CHICAGO (WLS) -- The City of Chicago launched a city-wide effort to recruit and hire contact tracers with about 500 jobs available.
The hiring is being done through 31 different community based organizations through a $56 million grant from the federal government.
The idea is to create jobs that benefit those communities hit hardest by COVID-19.
With Chicago still very much in the grips of the pandemic, there is a great need for contact tracers.
On Monday, community organizations joined Mayor Lori Lightfood in kicking off the formal process of hiring people for jobs that will provide training and career potential in the allied health fields down the road.
"This is really about a moment of hope. It's about making sure that we're doing what we need to do, and have the infrastructure to continue pressing in our response to COVID-19, but I think it's also a moment where we are creating opportunities for good jobs," Lightfoot said.
People will be hired from the communities where they live or work, Lightfoot said.
The director of one community based organization said they've already been interviewing potential tracers, and said that those individuals are very excited about the possibilities.
"It's huge because we know during this pandemic many people have lost their health insurance through their jobs.

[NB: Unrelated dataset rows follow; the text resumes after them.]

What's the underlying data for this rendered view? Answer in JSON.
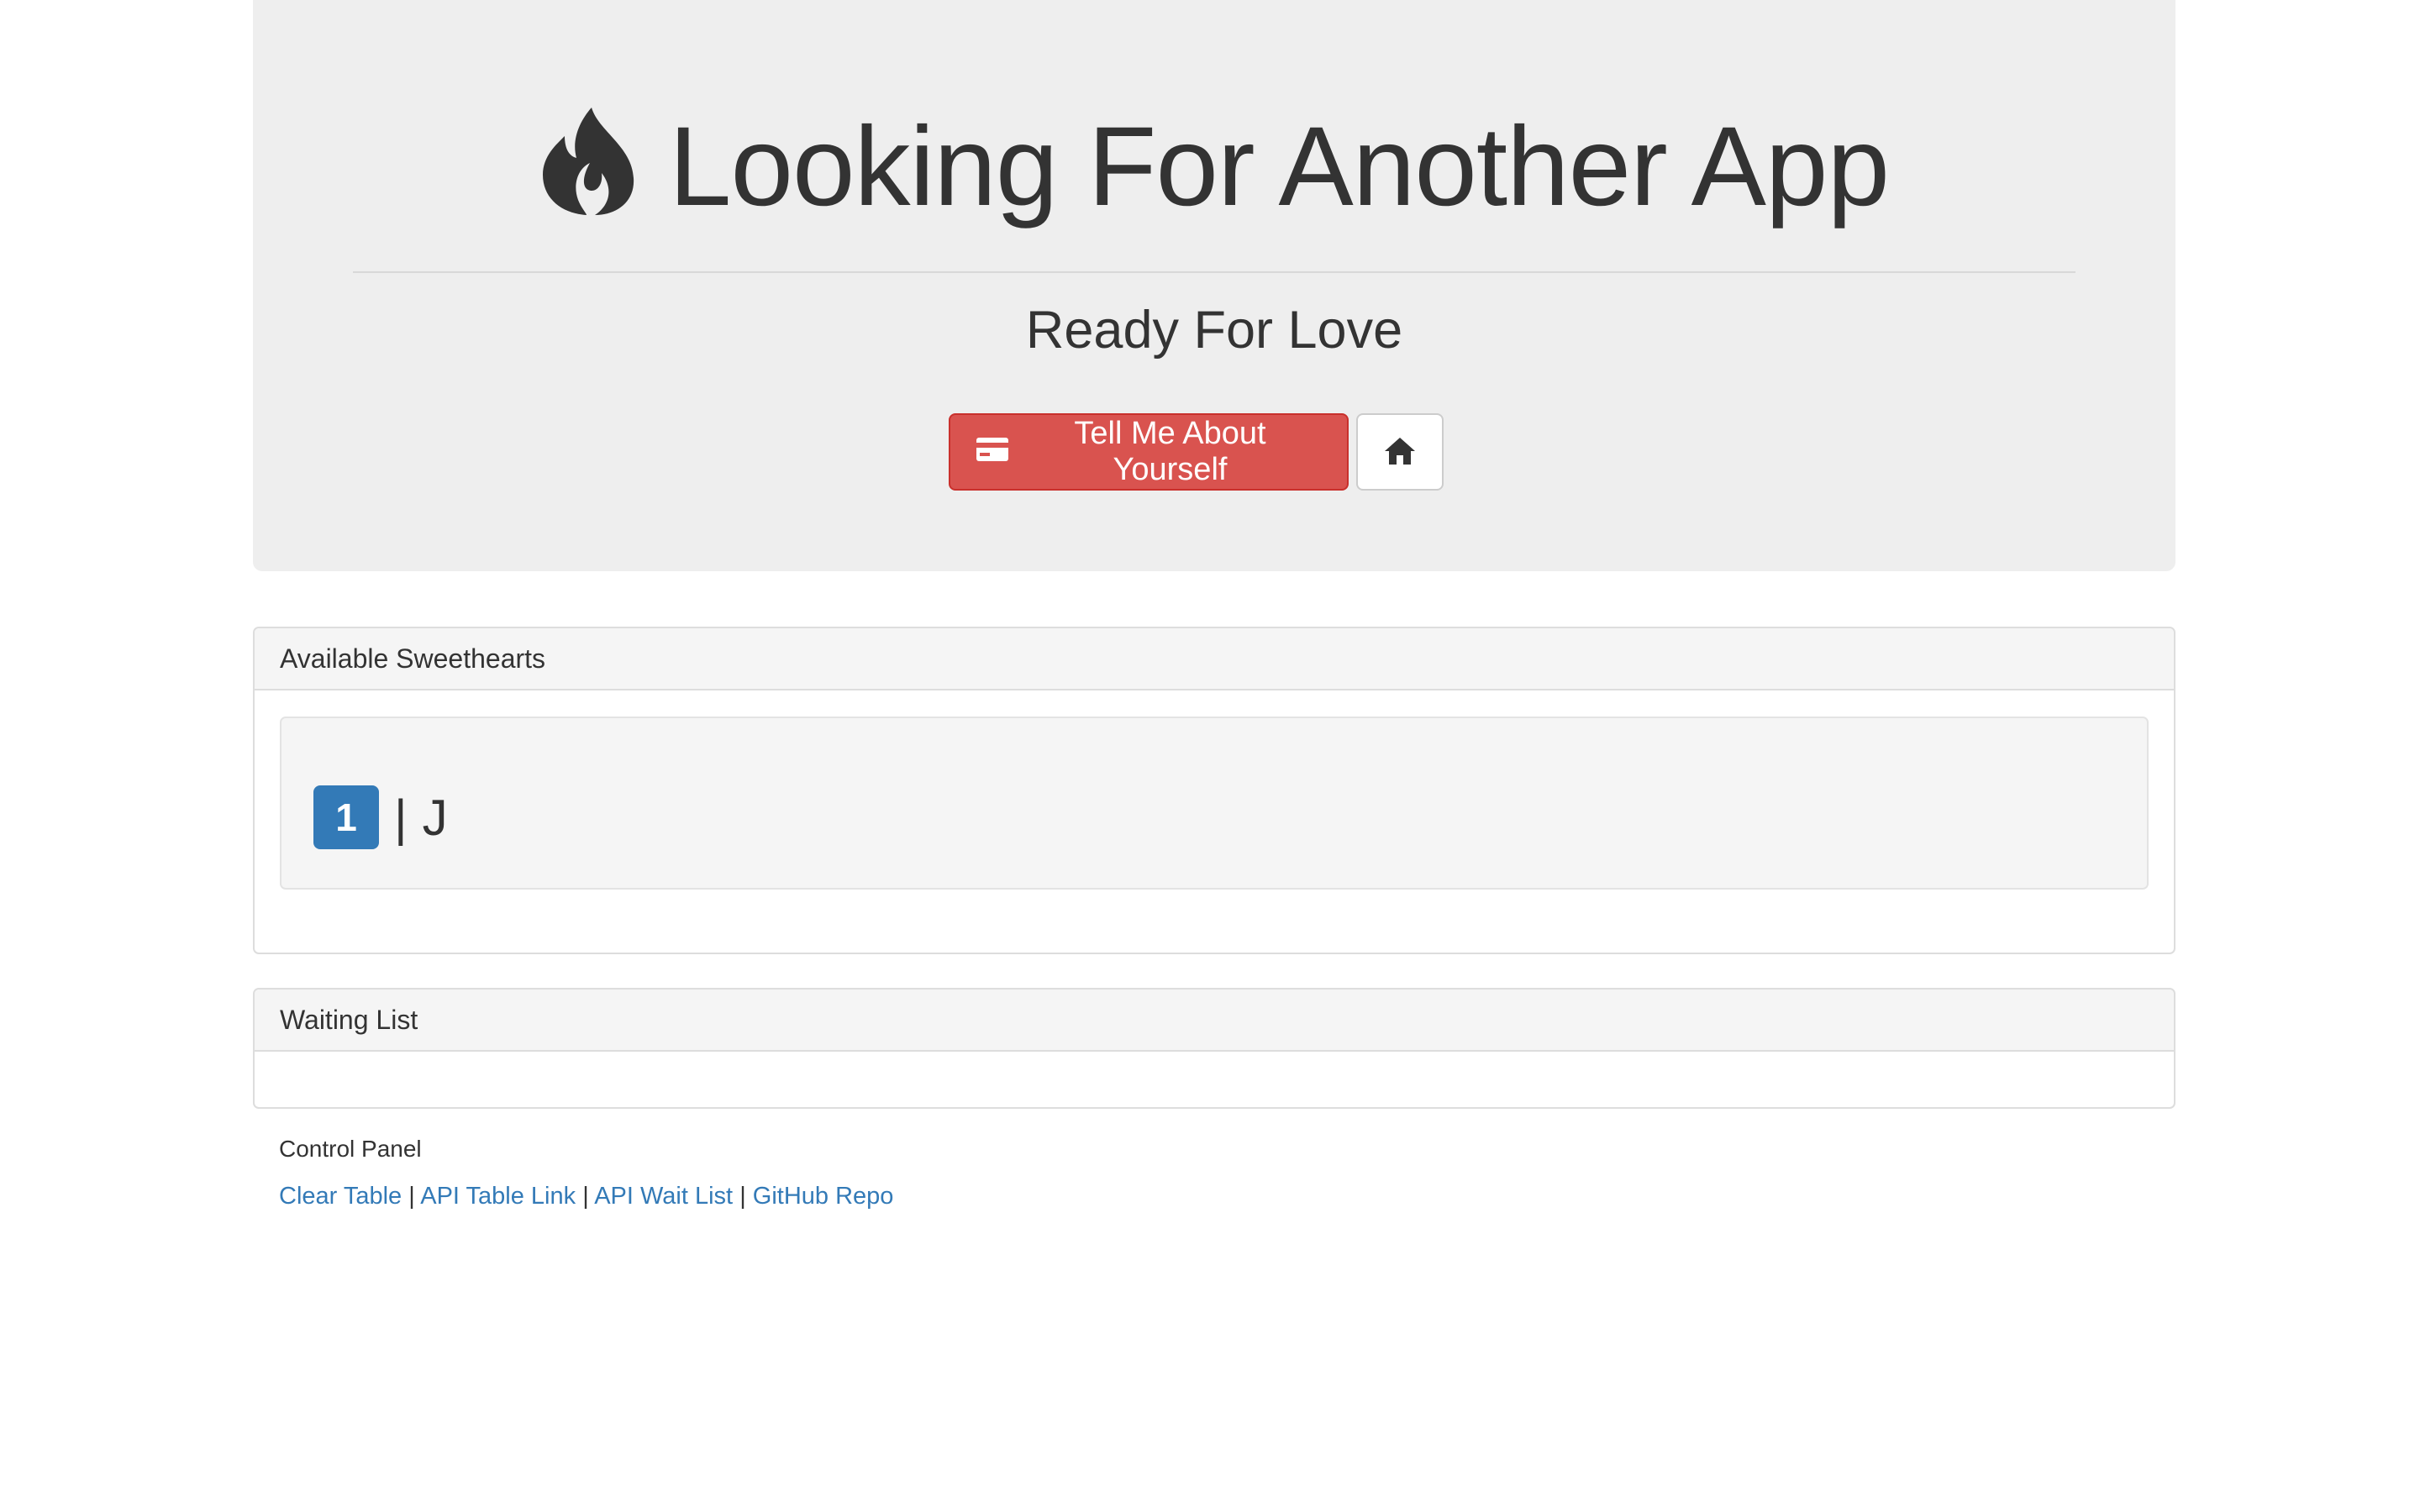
{
  "header": {
    "title": "Looking For Another App",
    "subtitle": "Ready For Love",
    "title_icon": "fire-icon",
    "primary_button_label": "Tell Me About Yourself",
    "primary_button_icon": "credit-card-icon",
    "home_button_icon": "home-icon"
  },
  "available_panel": {
    "heading": "Available Sweethearts",
    "entries": [
      {
        "number": "1",
        "separator": "|",
        "name": "J"
      }
    ]
  },
  "waiting_panel": {
    "heading": "Waiting List"
  },
  "control_panel": {
    "label": "Control Panel",
    "links": [
      "Clear Table",
      "API Table Link",
      "API Wait List",
      "GitHub Repo"
    ],
    "separator": "|"
  },
  "colors": {
    "danger": "#d9534f",
    "primary": "#337ab7",
    "jumbotron_bg": "#eeeeee",
    "link": "#337ab7"
  }
}
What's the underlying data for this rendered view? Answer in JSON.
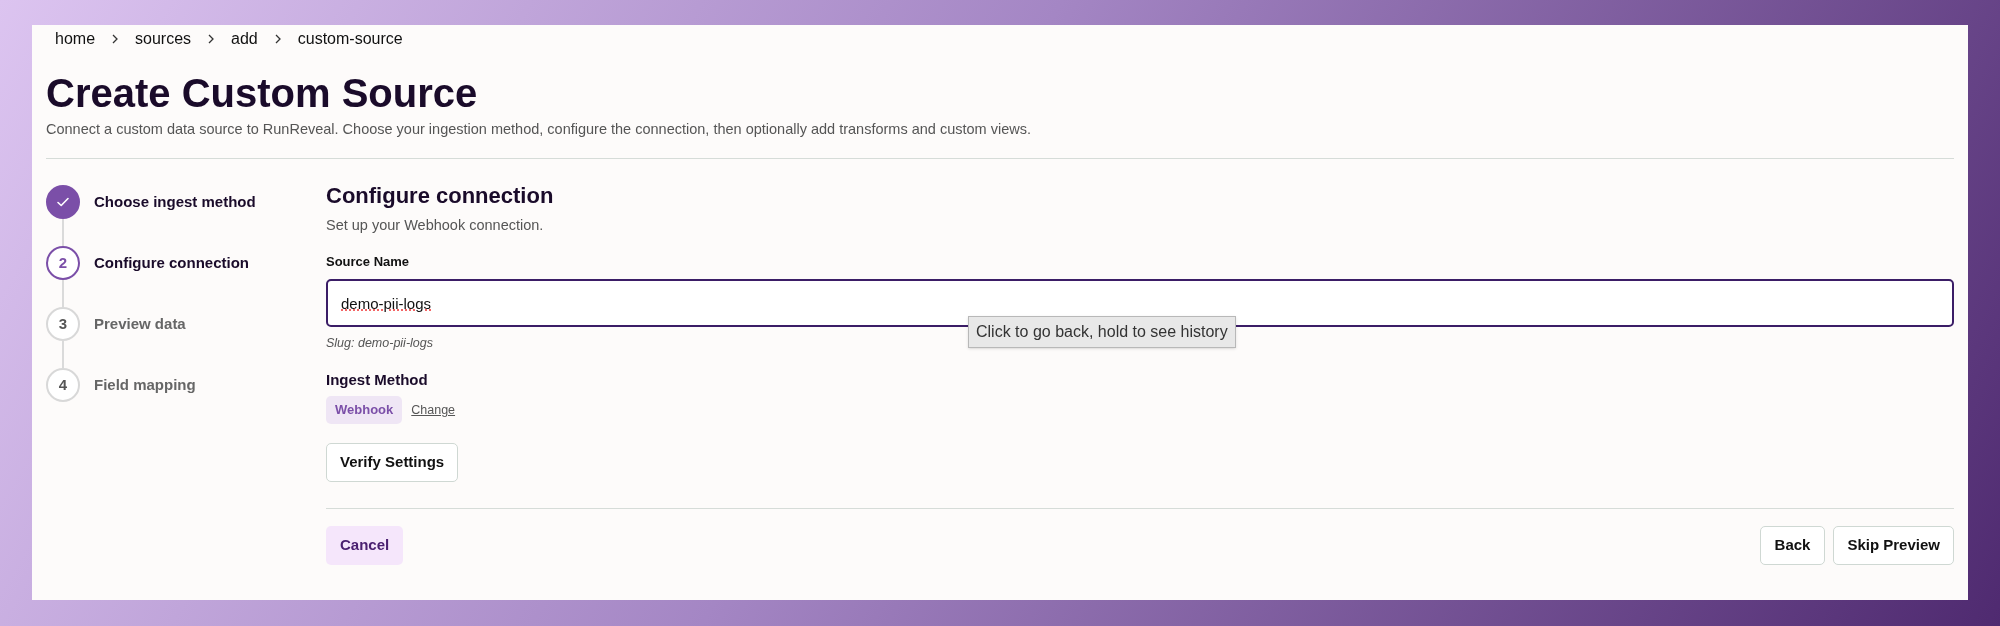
{
  "breadcrumb": [
    "home",
    "sources",
    "add",
    "custom-source"
  ],
  "title": "Create Custom Source",
  "description": "Connect a custom data source to RunReveal. Choose your ingestion method, configure the connection, then optionally add transforms and custom views.",
  "steps": [
    {
      "label": "Choose ingest method",
      "completed": true,
      "current": false
    },
    {
      "number": "2",
      "label": "Configure connection",
      "completed": false,
      "current": true
    },
    {
      "number": "3",
      "label": "Preview data",
      "completed": false,
      "current": false
    },
    {
      "number": "4",
      "label": "Field mapping",
      "completed": false,
      "current": false
    }
  ],
  "section": {
    "title": "Configure connection",
    "subtitle": "Set up your Webhook connection."
  },
  "source_name": {
    "label": "Source Name",
    "value": "demo-pii-logs",
    "focused": true,
    "slug": "Slug: demo-pii-logs"
  },
  "ingest_method": {
    "label": "Ingest Method",
    "value": "Webhook",
    "change_link": "Change"
  },
  "verify_button": "Verify Settings",
  "tooltip": "Click to go back, hold to see history",
  "footer": {
    "cancel": "Cancel",
    "back": "Back",
    "skip": "Skip Preview"
  }
}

So, to have the opportunity to provide jobs with health insurance, it creates a stability as well as hope for people," said Keisha Davis-Johnson, Executive Director, Greater West Town Community Development Project.
Contact tracers will get paid $20 an hour and supervisors will be paid $24.
You must be 18 years old to be contact tracer, and having a background in customer service work is considered a plus.
"We need folks who have a level of empathy and compassion because you're going to be talking to people and telling them that they have been in contact with someone who has this dreaded disease," said Karin M. Norington-Reaves, CEO Chicago Cook Workforce Partnership.
The new jobs will be considered "essential" in the months ahead as COVID-19 may overlap with the flu season.
"As we are heading into the fall and into the winter, I don't completely know what COVID is going to look like here in Chicago. We're concerned about the potential for surge," said Dr. Allison Arwady, Chicago Public Heath Director.
The 31 community based organizations are looking to start hiring right away.
There are both full and part time jobs available.